▶ Task objective: Identify, in the records below, every line where the string "perl" appears, and copy each such line.

(Provided material)

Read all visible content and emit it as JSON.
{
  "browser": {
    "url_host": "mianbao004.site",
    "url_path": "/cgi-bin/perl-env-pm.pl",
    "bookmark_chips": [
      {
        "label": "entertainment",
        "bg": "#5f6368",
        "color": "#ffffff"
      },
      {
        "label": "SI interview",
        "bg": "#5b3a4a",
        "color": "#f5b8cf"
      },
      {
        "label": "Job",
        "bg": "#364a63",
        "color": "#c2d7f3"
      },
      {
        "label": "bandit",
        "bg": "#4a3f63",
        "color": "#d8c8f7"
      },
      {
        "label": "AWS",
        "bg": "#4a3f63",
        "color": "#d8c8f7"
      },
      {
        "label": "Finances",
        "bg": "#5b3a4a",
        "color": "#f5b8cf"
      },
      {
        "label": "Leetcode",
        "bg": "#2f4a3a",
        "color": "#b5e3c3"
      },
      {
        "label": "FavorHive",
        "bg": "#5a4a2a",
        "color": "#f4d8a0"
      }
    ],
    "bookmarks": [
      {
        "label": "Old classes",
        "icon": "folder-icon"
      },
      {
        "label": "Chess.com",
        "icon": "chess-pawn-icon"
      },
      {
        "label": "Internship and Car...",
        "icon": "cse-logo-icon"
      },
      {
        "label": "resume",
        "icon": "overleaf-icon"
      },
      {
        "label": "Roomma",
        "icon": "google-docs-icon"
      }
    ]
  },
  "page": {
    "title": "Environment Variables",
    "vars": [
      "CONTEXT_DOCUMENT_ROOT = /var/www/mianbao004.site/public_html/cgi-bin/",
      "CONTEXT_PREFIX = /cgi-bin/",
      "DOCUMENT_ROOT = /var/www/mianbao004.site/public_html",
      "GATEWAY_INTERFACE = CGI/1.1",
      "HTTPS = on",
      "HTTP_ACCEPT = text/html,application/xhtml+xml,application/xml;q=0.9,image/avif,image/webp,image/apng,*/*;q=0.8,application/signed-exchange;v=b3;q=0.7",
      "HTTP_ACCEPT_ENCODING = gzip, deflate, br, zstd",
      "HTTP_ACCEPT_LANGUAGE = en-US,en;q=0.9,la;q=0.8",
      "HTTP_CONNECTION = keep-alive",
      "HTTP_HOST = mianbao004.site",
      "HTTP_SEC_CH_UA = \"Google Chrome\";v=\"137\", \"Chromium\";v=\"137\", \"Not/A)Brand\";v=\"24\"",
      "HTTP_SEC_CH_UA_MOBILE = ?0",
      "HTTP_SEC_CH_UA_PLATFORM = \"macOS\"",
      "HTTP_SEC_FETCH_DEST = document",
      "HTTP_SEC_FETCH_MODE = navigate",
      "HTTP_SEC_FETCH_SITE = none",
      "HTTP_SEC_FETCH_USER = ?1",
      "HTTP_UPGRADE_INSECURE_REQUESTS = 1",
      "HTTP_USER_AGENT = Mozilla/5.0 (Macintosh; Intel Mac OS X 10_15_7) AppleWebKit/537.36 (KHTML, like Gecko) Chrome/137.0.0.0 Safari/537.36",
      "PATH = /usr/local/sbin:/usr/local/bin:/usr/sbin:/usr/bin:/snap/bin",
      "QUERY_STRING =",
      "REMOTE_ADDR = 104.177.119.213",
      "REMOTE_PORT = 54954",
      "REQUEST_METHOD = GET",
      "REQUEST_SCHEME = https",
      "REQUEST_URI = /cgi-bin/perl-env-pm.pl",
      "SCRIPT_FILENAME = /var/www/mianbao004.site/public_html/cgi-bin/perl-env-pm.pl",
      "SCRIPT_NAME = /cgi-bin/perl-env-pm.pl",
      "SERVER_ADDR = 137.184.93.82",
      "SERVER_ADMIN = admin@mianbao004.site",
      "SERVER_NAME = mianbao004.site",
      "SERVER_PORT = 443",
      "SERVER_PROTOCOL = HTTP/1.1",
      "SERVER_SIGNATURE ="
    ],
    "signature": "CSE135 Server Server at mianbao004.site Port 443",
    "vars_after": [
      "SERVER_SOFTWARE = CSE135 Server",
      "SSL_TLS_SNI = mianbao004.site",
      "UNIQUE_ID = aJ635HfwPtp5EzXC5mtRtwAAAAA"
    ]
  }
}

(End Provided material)

▶ Response to this task:
    "url_path": "/cgi-bin/perl-env-pm.pl",
      "REQUEST_URI = /cgi-bin/perl-env-pm.pl",
      "SCRIPT_FILENAME = /var/www/mianbao004.site/public_html/cgi-bin/perl-env-pm.pl",
      "SCRIPT_NAME = /cgi-bin/perl-env-pm.pl",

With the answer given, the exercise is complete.